It might come as welcome news to environmental advocates that nearly 10,400 companies across the globe have been requested to disclose data on their environmental impact. This comes at the request of 680 financial institutions with US$130+ trillion in assets as part of CDP’s ongoing efforts to collect critical environmental data.
The financial institutions adding their name to a letter that will go out to over 10,000 companies include Natwest, AIB, La Banque Postale, Japan Post Bank, Metlife, Samsung Life, and Japan Post Insurance who will be joining over 600 signatories who supported CDP’s efforts in 2021. Long-time supporters of CDP’s call for transparency include financial institutions such as Allianz, Amundi, AXA, BNP Paribas, CalPERS, Capital Group, State Street, and Vanguard.
Jean-Jacques Barbéris, Head of Institutional and Corporate Clients Coverage & ESG Supervisor at Amundi emphasized, “Investors have an important role to play in driving corporate transparency and action on environmental issues… We need this comparable, consistent and clear data for our investment decision making, our research, our product development, our corporate engagement and our regulatory compliance. It is also vital for us to meet our own climate goals.”
Founded in 2000, CDP is a global non-profit that runs the world’s environmental disclosure system for companies, cities, states and regions. To date, they have grown to hold the world’s largest TCFD-aligned repository of environmental data and aim to cover 90% of the world’s highest-impact firms by 2025.
On their Non-Disclosure Campaign, CDP writes “Our annual Non-Disclosure Campaign offers investors the opportunity to actively engage companies that have received the CDP disclosure request on behalf of investors but have not provided a response. The objective of the campaign is to drive further corporate transparency around climate change, deforestation and water security, by encouraging companies to respond to CDP’s disclosure request.”

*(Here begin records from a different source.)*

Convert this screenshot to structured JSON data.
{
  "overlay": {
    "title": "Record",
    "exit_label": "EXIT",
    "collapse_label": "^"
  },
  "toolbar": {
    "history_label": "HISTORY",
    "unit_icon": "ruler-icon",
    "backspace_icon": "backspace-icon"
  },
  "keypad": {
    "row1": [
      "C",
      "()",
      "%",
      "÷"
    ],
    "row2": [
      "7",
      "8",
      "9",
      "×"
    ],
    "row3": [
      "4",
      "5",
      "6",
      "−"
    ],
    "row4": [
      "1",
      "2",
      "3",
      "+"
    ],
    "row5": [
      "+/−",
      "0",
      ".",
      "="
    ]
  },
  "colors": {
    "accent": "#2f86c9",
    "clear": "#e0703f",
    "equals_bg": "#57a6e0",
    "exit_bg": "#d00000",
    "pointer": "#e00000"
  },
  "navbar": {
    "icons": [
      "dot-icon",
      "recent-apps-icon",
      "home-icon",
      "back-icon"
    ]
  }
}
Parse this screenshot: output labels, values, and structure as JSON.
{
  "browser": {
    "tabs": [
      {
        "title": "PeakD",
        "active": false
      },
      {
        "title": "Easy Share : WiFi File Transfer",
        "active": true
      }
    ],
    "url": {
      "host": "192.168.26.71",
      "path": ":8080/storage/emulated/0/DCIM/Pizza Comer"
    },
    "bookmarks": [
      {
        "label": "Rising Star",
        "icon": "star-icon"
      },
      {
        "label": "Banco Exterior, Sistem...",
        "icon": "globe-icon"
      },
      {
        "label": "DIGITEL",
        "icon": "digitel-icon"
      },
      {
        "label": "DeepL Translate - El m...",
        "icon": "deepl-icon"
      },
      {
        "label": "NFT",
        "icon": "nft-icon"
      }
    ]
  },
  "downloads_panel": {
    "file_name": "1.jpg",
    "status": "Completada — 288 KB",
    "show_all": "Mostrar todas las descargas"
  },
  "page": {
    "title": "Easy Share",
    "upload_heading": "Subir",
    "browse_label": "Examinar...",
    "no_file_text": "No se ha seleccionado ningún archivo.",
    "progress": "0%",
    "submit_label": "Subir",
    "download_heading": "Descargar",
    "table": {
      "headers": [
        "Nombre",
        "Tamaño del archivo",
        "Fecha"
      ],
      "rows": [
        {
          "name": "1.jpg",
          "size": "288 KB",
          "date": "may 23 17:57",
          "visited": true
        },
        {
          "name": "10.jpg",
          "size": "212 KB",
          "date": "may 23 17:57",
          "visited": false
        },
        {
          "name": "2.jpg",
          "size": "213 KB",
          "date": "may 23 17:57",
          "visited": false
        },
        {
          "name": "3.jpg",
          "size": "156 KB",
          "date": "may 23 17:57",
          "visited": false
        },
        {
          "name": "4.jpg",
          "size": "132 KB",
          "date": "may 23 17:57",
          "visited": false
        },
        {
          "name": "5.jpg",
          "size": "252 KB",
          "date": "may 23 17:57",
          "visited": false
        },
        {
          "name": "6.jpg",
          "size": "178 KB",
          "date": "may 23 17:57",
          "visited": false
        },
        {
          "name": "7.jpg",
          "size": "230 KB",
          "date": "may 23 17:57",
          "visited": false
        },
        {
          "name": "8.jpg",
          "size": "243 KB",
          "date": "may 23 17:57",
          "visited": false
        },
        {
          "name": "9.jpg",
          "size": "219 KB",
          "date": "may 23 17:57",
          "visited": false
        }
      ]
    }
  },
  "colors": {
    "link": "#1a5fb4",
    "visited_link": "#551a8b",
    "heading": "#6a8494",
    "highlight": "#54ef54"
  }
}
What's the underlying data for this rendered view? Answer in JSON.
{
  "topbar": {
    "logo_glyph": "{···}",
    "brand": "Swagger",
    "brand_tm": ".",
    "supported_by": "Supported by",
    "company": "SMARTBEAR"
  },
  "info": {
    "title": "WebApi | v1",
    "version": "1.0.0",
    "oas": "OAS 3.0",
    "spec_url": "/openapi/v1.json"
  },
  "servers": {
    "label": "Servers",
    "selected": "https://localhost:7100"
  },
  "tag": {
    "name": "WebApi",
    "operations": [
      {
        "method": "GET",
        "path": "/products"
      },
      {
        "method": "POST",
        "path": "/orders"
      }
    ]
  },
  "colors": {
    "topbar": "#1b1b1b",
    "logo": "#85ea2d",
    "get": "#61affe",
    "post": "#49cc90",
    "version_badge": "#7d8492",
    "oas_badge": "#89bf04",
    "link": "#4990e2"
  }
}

It is said that noteworthy global companies Berkshire Hathaway, Chevron, Exxon Mobil and Glencore are among the 10,400 companies that will receive a letter from CDP this year. The aforementioned companies are reported to be among almost 4,000 companies who failed to respond to the request during last year’s call to disclose their environmental data.
Paul Simpson, CEO of CDP, notes that “While many companies are disclosing… there is a surprisingly large part of the market still to take the vital first step of disclosure. These companies are becoming increasingly out of touch with reality, investor and public opinion…”
Over 14,000 organizations around the world disclosed data through CDP in 2021. This year, 3,300 companies are being requested to publish information pertaining to their environmental impact for the first time, and will be required to submit this data to CDP via their online platform, which will be open from mid-April 2022. This is a notable 46% increase since CDP’s 2021 Non-Disclosure Campaign, signalling a rise in urgency to collect this valuable data.
The growing support for the call for disclosure also points towards global financial institutions’ interest in Environmental, Social and Corporate Governance (ESG) – a nod to CDP’s efforts to “drive investment and procurement decisions towards a zero carbon, sustainable and resilient economy”.
This is echoed in governmental responses across much of the globe with expectations for the EU, US, Japan, New Zealand, and India to roll out mandatory environmental disclosure requirements in 2022. The UK is pioneering the way forward in this regard with TCFD recommendations being implemented to require UK companies to disclose climate data by law. A press release from The Department for Business, Energy & Industrial Strategy states that “Firms will be required to disclose climate-related financial information, ensuring they consider the risks and opportunities they face as a result of climate change.”